(Data extracts begins)

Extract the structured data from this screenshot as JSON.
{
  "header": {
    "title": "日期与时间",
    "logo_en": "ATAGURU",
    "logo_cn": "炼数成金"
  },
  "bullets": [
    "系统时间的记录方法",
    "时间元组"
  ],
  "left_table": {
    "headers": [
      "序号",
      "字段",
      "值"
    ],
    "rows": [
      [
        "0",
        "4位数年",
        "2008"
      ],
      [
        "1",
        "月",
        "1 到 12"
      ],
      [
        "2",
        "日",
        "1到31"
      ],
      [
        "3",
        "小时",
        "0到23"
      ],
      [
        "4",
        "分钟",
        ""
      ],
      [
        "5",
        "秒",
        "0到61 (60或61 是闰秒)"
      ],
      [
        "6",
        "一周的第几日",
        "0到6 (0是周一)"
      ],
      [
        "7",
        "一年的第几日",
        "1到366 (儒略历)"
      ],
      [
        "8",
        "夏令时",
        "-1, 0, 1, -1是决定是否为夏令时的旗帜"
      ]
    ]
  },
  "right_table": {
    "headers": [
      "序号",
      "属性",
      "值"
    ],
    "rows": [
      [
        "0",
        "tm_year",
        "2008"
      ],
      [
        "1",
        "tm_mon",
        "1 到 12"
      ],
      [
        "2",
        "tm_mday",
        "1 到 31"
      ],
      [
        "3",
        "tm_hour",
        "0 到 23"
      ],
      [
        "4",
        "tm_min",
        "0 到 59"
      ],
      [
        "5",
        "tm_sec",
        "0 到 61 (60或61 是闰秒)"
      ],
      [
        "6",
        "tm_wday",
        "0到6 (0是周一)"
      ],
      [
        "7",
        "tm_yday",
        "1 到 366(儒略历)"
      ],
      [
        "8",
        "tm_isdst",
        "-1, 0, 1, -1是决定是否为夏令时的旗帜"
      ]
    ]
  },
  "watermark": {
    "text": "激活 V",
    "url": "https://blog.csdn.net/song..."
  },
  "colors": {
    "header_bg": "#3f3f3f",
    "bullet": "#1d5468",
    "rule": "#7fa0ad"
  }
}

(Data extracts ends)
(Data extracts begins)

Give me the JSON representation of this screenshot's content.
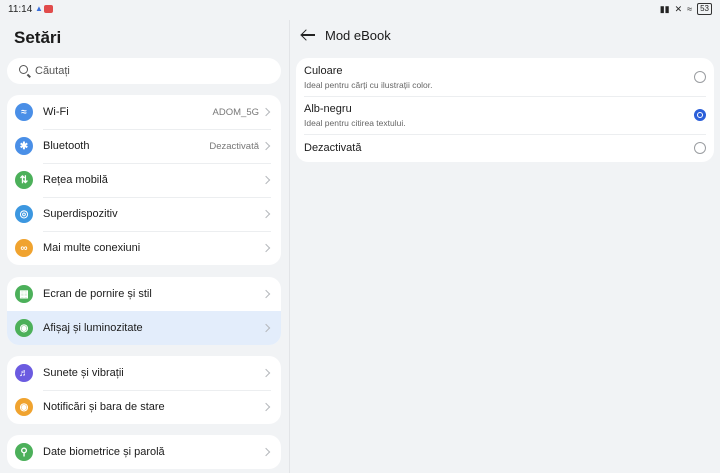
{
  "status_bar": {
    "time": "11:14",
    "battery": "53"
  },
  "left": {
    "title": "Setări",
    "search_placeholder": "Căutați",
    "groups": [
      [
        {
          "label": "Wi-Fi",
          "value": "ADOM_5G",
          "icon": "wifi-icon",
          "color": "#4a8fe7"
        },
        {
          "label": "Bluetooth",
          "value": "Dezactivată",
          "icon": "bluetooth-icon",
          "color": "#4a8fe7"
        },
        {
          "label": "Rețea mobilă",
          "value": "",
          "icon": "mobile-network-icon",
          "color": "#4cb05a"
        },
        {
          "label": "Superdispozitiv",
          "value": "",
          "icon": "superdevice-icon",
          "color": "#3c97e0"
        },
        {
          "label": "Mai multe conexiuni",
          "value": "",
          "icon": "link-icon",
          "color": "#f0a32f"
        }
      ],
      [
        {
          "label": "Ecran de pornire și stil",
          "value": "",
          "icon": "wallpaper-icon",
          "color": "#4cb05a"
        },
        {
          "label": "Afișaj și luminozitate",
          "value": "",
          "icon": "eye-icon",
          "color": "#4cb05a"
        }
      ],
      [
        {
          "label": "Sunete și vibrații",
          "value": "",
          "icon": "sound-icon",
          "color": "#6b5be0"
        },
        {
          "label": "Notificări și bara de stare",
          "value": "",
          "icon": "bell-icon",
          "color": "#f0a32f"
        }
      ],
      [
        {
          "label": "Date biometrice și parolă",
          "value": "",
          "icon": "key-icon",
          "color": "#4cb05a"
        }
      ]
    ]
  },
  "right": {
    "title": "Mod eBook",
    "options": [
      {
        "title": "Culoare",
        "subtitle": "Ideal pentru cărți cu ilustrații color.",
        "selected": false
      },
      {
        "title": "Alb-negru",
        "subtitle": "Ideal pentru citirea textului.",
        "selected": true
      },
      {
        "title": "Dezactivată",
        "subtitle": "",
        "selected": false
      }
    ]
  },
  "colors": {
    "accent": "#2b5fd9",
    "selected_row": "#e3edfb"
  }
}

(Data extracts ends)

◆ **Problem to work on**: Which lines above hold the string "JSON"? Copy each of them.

◆ **Written response**:
Extract the structured data from this screenshot as JSON.
Give me the JSON representation of this screenshot's content.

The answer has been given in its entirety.